NOTE: Respect copyright and consider what you’re doing and WHY before you use this technique to download videos that may have been embedded for a reason.
I told them to download the videos with F12 tools, and they weren’t clear how. I’ll use an Azure Friday video for the example. Do be aware that there are a ton of ways to embed video on the web and this doesn’t get around ones that REALLY don’t want to be downloaded. This won’t help you with Netflix, Hulu, etc.
First, I’ll visit the site with the video I want in my browser. I’ll use Chrome but this also works in Edge or Firefox with slightly different menus.
Then press F12 to bring up the Developer Tools pane and click Network. In Edge, click Content Type, then Media.
Click the “clear” button to set up your workspace. That’s the International No button there in the Network pane. Now, press Play and get ready.
Look in the Media list for something like “.mp4” or something that looks like the video you want. It’ll likely have an HTTP Response in the 20x range.
In Chrome, right click on the URL and select Copy as CURL. If you’re on Windows pick cmd.exe and bash if you’re on Linux/Mac.
You’ll get a crazy long command put into your clipboard. It’s not all needed but it’s a very convenient feature the browser provides, so it’s worth using.
Get Curl: If you don’t have the “curl” command you’ll want to download “curl.exe” from here https://curl.haxx.se/dlwiz/ and, if you like, put it in your PATH. If you have Windows, get the free bundled curl version with installer here.
Open a terminal/command prompt – run cmd.exe on Windows – and paste in the command.
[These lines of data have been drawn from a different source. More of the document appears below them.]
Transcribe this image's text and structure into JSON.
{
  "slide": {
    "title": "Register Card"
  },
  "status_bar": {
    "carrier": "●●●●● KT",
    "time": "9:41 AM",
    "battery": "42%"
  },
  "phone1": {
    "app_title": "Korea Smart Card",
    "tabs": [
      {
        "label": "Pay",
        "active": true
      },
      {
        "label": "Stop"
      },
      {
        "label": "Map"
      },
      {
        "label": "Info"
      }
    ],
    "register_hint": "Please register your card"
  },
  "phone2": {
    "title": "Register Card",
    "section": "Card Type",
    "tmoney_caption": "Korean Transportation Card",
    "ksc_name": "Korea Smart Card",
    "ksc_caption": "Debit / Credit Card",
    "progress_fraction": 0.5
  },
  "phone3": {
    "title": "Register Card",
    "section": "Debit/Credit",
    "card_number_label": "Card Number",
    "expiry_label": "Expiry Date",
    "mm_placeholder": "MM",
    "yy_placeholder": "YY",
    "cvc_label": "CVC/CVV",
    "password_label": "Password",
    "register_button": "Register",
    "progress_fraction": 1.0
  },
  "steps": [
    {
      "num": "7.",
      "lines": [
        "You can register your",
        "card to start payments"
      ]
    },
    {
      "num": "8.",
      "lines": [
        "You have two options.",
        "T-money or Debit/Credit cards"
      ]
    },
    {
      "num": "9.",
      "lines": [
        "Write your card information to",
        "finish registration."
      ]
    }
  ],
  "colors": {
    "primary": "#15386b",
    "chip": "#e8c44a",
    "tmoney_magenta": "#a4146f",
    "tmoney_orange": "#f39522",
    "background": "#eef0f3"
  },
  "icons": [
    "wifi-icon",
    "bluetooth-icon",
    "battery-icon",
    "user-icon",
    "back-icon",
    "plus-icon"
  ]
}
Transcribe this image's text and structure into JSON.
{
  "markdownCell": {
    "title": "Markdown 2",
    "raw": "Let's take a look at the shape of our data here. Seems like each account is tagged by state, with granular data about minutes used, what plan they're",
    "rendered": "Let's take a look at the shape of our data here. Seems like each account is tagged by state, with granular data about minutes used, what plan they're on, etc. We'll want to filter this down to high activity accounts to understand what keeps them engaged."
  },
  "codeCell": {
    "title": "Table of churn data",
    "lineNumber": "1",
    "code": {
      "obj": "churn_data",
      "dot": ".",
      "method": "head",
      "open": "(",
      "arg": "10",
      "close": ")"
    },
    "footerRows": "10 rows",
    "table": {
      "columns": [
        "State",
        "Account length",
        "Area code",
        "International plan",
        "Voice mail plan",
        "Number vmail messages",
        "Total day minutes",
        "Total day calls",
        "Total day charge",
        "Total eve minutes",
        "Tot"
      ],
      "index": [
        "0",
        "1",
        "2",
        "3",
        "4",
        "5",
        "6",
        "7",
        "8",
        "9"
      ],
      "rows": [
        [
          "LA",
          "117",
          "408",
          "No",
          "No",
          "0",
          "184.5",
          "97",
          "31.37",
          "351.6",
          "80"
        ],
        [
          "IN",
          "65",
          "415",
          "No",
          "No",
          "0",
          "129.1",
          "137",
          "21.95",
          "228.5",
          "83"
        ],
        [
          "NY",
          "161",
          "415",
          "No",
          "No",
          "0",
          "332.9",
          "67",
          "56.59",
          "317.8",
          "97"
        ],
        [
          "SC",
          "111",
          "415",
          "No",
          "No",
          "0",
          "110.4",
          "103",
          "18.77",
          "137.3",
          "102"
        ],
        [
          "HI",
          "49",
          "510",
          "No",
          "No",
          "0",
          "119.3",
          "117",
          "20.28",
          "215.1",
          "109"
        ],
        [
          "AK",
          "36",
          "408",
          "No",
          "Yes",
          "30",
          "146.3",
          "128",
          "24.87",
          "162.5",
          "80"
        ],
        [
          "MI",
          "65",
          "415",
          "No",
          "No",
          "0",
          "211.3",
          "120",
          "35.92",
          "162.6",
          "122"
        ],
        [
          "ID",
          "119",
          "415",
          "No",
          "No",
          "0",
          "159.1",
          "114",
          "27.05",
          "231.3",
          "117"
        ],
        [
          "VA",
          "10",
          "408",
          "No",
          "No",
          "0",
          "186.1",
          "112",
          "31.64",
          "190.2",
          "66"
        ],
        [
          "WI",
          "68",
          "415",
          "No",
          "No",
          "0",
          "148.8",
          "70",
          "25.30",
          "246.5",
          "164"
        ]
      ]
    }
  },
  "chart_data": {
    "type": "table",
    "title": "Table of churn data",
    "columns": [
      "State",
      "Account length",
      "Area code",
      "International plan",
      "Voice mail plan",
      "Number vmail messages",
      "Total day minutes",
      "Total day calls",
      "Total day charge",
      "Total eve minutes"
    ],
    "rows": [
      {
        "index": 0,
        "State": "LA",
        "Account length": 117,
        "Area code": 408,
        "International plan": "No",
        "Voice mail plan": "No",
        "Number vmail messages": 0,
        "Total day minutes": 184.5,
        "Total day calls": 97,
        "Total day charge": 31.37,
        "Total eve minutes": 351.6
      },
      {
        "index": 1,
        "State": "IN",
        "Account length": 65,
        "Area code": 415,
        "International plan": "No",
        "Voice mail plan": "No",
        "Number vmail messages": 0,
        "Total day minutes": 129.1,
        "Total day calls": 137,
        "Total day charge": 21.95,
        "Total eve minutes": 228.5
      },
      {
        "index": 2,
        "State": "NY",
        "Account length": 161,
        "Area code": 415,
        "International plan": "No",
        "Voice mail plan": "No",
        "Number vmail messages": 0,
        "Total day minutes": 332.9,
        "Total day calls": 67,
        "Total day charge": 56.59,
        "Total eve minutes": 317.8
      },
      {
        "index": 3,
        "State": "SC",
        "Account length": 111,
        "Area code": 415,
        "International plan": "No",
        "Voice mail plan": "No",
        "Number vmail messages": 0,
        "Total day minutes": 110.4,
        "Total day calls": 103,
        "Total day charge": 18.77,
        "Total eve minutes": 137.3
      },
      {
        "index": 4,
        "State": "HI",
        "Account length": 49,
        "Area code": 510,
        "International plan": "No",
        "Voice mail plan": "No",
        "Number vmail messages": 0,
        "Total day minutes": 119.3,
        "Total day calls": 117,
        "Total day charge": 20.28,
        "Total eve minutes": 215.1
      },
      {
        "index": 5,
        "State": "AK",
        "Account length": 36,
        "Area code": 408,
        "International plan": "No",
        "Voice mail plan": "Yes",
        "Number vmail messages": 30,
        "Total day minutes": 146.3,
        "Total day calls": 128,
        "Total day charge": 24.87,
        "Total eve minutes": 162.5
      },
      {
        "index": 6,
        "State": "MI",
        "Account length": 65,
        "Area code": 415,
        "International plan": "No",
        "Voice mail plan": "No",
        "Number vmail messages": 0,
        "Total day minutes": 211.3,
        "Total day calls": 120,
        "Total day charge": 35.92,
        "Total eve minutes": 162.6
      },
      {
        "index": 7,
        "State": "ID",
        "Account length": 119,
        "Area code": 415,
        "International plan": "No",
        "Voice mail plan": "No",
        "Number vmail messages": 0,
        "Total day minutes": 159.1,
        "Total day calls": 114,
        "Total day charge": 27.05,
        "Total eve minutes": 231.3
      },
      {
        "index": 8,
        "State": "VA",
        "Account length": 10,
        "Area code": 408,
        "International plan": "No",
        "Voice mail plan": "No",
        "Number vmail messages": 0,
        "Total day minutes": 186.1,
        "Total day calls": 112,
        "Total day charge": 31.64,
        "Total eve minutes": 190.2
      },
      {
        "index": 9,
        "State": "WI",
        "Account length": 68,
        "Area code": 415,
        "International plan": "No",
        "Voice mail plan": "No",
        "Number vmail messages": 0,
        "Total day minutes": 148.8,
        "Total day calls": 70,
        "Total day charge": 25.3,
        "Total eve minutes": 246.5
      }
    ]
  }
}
BEFORE you press enter, make sure you add “-o youroutputfilename.mp4.” Also, if you can an error about security and certificates, you may need to add “–insecure.”
In the screenshot above I’m saving the file as “test.mp4” on my desktop.
There are several ways to download embedded videos, including a number of online utilities that come and go, but this technique has been very reliable for me.